Please go over the material below and count each line with the string "Exportar", giving only the total.
(Beginning of Records for the exercise)
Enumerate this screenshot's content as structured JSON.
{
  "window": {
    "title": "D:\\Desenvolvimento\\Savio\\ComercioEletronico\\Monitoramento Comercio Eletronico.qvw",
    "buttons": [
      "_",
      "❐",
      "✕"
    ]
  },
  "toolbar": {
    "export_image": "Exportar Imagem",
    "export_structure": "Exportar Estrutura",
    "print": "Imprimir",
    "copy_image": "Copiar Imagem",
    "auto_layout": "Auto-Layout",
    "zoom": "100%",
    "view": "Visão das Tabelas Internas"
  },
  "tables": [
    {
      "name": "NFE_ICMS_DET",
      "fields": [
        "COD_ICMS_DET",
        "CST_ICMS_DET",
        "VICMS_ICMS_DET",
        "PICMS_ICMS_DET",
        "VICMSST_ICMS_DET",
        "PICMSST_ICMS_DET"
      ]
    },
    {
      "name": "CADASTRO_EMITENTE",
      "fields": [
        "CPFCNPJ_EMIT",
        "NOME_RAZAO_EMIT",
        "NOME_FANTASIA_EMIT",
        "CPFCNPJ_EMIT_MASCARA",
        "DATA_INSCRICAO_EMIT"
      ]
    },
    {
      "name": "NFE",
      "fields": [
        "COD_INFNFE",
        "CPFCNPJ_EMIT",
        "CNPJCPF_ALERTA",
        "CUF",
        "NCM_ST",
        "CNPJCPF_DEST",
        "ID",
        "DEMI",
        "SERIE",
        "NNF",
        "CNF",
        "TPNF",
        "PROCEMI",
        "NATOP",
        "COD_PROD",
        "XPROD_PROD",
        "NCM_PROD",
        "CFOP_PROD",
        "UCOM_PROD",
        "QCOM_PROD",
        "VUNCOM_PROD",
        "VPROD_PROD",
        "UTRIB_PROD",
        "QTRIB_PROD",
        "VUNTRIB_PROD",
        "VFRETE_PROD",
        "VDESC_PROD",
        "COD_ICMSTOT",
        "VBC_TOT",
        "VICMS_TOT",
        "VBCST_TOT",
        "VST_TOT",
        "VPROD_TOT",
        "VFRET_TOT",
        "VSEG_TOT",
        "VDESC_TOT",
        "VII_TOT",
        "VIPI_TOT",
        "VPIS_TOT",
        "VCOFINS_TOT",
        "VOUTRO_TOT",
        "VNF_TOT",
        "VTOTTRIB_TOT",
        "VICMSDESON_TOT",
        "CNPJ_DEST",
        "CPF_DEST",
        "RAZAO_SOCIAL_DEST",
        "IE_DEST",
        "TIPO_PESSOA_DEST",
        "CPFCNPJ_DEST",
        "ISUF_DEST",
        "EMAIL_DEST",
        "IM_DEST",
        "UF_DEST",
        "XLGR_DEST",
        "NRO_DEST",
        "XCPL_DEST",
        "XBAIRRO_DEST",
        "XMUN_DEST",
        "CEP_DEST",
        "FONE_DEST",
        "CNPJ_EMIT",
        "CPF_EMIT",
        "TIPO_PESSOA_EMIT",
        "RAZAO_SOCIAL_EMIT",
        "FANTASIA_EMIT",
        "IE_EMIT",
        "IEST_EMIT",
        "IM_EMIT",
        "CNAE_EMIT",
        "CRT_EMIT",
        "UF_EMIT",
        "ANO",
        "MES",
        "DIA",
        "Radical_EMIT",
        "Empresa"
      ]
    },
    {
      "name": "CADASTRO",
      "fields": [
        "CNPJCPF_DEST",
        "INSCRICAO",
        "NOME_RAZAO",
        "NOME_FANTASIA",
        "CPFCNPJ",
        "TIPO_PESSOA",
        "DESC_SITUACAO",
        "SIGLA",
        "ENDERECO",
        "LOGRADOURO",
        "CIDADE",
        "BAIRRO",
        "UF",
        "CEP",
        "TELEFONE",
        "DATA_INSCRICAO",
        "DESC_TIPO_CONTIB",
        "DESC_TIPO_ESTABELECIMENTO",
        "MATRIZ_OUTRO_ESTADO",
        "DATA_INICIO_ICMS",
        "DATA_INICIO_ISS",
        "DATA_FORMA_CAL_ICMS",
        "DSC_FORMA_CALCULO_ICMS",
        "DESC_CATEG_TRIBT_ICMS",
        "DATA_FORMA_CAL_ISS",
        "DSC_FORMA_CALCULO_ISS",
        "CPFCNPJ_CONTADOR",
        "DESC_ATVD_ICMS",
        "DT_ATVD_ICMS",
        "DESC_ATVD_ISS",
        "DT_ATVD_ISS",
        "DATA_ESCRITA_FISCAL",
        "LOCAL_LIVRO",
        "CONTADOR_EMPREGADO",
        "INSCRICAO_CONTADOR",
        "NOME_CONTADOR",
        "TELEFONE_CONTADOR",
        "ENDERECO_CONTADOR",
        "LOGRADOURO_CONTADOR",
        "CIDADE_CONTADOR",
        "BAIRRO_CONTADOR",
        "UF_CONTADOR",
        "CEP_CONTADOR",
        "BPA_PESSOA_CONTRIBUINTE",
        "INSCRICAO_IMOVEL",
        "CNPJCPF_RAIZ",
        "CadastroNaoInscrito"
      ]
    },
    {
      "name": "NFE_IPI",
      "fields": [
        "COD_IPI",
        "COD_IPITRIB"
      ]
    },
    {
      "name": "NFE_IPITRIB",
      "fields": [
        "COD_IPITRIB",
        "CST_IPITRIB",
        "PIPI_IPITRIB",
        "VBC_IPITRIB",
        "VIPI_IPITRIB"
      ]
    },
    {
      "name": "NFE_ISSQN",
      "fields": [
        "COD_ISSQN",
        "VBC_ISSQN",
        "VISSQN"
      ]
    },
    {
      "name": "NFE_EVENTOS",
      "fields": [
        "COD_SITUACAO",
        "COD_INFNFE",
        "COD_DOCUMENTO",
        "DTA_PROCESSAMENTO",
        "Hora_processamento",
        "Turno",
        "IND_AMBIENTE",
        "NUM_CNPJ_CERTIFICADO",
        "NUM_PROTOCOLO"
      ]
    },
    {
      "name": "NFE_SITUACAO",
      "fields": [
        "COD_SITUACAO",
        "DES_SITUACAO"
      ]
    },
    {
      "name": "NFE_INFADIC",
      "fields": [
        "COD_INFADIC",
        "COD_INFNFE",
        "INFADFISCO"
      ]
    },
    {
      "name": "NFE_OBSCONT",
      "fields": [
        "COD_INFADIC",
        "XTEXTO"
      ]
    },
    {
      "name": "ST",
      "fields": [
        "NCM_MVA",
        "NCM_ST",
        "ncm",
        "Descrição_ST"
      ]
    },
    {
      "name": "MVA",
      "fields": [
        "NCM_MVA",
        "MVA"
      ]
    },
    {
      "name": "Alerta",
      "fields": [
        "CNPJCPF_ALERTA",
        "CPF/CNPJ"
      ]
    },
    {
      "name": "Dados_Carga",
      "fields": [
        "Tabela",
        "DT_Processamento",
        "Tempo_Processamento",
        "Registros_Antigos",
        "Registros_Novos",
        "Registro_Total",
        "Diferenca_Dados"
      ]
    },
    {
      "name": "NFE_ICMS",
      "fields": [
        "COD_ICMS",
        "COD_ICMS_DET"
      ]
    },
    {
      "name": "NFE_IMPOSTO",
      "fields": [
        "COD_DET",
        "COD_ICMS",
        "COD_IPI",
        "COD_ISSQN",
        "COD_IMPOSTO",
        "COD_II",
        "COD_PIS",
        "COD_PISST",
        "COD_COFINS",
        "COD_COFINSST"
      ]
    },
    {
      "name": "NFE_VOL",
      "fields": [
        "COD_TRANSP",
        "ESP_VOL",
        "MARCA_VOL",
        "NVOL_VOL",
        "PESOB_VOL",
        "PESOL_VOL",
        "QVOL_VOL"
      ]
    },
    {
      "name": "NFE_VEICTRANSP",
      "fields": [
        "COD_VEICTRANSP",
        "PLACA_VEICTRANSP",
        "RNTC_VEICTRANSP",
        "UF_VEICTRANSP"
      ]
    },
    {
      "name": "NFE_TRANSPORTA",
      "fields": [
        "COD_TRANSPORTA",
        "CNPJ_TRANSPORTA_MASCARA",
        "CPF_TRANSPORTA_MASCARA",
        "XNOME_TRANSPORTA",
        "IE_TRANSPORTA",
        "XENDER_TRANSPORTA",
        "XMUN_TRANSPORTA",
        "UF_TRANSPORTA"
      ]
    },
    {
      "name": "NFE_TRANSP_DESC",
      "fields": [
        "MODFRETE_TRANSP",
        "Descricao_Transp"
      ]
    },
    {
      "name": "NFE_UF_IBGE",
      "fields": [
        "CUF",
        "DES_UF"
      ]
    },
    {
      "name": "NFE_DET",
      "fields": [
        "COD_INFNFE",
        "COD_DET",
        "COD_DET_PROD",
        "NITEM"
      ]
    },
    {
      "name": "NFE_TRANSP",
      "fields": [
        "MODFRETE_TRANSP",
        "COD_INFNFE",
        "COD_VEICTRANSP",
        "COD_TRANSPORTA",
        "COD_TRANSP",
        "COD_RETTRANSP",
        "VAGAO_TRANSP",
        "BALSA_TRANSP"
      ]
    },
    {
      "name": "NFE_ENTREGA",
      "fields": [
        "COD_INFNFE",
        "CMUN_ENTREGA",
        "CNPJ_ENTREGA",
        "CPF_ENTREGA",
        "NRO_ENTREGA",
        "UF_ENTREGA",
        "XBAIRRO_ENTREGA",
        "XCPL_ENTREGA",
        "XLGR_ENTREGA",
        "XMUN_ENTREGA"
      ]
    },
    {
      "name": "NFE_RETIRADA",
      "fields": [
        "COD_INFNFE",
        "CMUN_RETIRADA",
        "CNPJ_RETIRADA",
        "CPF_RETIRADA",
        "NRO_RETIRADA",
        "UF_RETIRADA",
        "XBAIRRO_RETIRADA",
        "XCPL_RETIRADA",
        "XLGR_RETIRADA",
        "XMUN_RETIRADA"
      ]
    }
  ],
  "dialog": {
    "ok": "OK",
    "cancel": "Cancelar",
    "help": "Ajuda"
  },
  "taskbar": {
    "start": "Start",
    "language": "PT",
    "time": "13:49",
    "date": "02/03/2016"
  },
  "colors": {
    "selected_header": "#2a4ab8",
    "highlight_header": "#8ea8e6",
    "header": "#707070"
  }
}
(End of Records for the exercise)
▶ Your solution
2